News and Updates

UN Photo: A Woman Rediscovered

  • Signing the Convention Relating to the Status of Refugees in Geneva, 28 July 1951, with Margaret Kitchen sitting on the left. Credit: UN Photo/ES

Last year, as the world commemorated the 70th anniversary of the 1951 Refugee Convention, the Archives and Records Management Section (ARMS) was presented with a mystery.

The Office of the UN High Commissioner for Refugees (UNHCR) noticed that a photograph caption from the 1951 Convention identified three men who were present but failed to name the only woman seated at the table.

In a quest to find an answer, archives teams from UNHCR, the UN Office in Geneva, and ARMS joined forces to identify this woman.

The first clue came from Knud Larsen, President of the Conference, seated in the middle of the photograph.

In his convention speech, he thanked a “Miss Kitchen”, Deputy Executive Secretary – located on his right – for keeping the conference on track. Additional research disclosed that her first name was Margaret.

We then discovered that shortly after the 1951 Convention, she married and changed her name to Margaret Bruce. This discovery opened her life story to us.

Margaret (Kitchen) Bruce was born in the United Kingdom, joining the Secretariat at the first UN General Assembly in London in 1946.

Moving with the Organization to New York, she later married a fellow staffer, William James Bruce.

Initially joining the Human Rights Division, Margaret worked directly with Eleanor Roosevelt during the drafting of the Universal Declaration of Human Rights.

She served in many key roles throughout her 32-year tenure – including the Deputy Director of the Centre for Social Development and Humanitarian Affairs. She retired from the UN in 1977.

Too often, women’s names have been erased from history, but this is no longer the case for Margaret (Kitchen) Bruce.

Through ARMS’ careful review of the documentary evidence, her identity was rediscovered and thus her contributions were finally revealed to the world!

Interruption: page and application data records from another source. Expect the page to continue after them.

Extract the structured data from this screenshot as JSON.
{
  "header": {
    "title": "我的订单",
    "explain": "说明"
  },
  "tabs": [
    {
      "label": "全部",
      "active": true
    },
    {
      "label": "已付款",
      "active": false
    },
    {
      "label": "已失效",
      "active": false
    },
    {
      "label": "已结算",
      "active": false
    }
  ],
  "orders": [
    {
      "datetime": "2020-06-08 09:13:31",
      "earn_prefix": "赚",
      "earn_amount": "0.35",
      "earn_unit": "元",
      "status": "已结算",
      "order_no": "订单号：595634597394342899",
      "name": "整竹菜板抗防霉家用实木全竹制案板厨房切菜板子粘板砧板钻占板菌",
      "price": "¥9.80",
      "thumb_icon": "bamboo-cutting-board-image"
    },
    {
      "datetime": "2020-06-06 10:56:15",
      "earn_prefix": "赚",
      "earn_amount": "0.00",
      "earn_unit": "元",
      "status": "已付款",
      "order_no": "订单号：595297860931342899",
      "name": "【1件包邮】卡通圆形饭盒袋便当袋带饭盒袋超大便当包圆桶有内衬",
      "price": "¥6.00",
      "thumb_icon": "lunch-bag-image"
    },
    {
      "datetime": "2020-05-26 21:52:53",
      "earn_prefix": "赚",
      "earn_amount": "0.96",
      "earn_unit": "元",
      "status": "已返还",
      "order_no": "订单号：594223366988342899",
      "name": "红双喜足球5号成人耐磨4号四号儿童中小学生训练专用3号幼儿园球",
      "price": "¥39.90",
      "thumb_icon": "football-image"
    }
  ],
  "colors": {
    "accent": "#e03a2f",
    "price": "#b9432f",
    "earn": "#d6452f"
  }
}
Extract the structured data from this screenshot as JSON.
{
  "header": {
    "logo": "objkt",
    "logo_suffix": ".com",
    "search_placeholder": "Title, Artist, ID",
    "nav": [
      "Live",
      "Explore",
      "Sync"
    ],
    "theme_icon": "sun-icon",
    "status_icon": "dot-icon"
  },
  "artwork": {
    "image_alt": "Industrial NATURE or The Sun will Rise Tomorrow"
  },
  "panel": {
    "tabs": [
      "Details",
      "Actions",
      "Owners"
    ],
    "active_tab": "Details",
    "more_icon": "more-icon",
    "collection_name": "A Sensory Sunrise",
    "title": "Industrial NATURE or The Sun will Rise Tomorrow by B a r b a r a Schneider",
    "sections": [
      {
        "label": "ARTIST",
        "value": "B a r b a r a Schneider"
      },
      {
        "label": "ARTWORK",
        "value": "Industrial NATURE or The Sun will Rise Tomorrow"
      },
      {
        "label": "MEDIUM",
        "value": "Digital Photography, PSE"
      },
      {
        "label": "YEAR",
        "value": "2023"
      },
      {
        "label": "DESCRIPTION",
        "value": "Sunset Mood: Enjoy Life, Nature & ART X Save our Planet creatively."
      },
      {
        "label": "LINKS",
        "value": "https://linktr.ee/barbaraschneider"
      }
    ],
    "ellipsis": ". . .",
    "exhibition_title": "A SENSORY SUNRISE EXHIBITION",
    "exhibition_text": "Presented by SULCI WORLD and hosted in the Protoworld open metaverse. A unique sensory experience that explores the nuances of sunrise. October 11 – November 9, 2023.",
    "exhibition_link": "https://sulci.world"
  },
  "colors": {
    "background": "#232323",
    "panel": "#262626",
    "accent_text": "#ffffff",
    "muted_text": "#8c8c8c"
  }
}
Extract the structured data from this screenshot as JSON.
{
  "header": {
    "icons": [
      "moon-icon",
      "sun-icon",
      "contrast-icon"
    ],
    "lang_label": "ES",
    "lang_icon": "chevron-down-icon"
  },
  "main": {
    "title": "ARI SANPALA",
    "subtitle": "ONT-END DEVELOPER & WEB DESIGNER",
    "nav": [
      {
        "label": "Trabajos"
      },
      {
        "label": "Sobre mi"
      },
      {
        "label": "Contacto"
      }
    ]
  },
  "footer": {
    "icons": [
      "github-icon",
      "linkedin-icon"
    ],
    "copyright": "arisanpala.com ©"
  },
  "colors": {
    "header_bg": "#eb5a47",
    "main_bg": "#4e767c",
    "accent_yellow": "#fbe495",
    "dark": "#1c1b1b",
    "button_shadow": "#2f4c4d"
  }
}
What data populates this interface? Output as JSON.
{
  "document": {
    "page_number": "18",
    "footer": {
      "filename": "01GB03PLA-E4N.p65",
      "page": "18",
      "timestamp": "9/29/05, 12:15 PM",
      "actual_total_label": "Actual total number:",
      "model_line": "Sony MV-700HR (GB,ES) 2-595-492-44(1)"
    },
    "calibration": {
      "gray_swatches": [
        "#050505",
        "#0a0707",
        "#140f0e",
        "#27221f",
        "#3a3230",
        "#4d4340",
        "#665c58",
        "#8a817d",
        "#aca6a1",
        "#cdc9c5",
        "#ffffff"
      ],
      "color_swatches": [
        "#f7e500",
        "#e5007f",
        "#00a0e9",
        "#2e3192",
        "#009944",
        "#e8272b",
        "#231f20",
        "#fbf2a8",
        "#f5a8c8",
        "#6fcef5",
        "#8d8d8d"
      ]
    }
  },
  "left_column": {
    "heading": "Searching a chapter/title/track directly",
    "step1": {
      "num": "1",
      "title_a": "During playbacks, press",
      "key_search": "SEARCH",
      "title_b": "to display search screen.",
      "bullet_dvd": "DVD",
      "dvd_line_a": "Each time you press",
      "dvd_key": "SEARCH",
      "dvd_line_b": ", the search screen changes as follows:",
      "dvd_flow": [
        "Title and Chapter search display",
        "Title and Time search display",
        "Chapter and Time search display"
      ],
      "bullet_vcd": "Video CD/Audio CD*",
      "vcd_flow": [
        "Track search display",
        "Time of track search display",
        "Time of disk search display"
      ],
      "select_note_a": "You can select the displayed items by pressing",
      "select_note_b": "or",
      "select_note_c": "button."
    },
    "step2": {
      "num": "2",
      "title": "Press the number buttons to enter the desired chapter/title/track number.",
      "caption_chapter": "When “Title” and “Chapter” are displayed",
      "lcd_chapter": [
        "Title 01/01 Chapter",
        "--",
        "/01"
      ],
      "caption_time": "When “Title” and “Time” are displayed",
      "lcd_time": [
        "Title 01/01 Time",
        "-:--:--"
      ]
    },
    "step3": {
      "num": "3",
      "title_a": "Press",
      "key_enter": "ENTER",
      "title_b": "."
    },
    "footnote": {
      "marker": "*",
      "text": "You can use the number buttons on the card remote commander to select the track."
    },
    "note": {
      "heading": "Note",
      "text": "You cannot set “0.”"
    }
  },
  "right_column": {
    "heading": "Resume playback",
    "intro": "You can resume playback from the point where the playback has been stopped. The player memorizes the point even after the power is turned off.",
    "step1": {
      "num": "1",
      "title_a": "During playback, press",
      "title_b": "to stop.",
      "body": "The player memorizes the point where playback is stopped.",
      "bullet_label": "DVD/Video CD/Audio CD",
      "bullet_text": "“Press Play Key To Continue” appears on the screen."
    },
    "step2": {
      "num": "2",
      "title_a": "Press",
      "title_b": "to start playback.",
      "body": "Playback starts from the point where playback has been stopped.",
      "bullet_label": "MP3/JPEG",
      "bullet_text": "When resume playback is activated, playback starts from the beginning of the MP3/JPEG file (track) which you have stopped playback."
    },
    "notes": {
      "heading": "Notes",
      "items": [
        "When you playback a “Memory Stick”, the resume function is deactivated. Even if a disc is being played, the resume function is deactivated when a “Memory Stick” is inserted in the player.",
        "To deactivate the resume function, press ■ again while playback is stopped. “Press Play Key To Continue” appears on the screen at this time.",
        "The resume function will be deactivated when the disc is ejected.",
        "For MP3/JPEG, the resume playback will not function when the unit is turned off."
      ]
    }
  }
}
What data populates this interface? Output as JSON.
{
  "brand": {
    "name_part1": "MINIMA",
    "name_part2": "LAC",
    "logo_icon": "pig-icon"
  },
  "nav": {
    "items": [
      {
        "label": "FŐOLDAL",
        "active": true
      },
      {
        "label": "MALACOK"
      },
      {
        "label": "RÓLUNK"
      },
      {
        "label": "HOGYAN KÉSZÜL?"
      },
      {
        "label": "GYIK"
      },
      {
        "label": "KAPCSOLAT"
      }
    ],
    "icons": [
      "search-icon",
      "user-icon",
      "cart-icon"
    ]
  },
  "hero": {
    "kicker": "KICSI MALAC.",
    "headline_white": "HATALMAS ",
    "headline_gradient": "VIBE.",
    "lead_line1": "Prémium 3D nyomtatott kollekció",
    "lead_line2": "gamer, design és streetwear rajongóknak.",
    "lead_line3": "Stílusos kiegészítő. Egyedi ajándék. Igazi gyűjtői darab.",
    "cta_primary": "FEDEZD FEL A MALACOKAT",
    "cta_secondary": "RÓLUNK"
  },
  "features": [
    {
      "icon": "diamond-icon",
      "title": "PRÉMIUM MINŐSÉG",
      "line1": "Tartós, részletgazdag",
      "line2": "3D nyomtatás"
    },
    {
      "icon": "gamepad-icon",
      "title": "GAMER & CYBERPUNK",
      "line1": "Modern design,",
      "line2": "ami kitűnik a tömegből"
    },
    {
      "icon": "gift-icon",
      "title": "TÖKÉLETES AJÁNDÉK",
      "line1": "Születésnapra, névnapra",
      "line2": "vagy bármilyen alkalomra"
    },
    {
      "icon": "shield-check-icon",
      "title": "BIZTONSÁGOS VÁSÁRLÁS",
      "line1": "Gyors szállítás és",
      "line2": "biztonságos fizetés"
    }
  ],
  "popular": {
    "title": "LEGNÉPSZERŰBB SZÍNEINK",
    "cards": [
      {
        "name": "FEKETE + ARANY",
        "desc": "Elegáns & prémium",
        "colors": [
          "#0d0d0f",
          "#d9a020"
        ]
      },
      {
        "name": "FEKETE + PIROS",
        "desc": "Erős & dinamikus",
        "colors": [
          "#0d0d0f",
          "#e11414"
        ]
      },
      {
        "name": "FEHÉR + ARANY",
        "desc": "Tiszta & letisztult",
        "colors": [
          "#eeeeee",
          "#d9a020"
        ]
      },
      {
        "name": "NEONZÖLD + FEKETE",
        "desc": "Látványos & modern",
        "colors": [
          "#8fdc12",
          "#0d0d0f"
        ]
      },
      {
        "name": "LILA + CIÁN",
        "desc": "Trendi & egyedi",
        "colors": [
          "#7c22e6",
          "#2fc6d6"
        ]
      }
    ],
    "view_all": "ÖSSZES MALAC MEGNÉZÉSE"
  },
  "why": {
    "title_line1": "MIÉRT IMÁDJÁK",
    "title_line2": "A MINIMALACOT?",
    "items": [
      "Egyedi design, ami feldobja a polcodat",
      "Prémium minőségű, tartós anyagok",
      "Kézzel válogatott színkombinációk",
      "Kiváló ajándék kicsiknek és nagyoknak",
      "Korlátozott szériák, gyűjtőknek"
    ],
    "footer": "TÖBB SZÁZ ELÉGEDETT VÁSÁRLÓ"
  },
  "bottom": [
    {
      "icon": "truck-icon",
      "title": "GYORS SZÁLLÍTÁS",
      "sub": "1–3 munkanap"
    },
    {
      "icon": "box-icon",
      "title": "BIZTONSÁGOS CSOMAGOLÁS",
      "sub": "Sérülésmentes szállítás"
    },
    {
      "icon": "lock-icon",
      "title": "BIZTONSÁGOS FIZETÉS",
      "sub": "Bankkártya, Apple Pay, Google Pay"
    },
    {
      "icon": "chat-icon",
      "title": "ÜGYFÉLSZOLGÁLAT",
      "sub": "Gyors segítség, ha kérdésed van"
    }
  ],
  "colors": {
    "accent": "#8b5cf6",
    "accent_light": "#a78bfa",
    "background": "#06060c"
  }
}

Following the discovery, the caption of the photograph was amended and now includes Margaret’s name.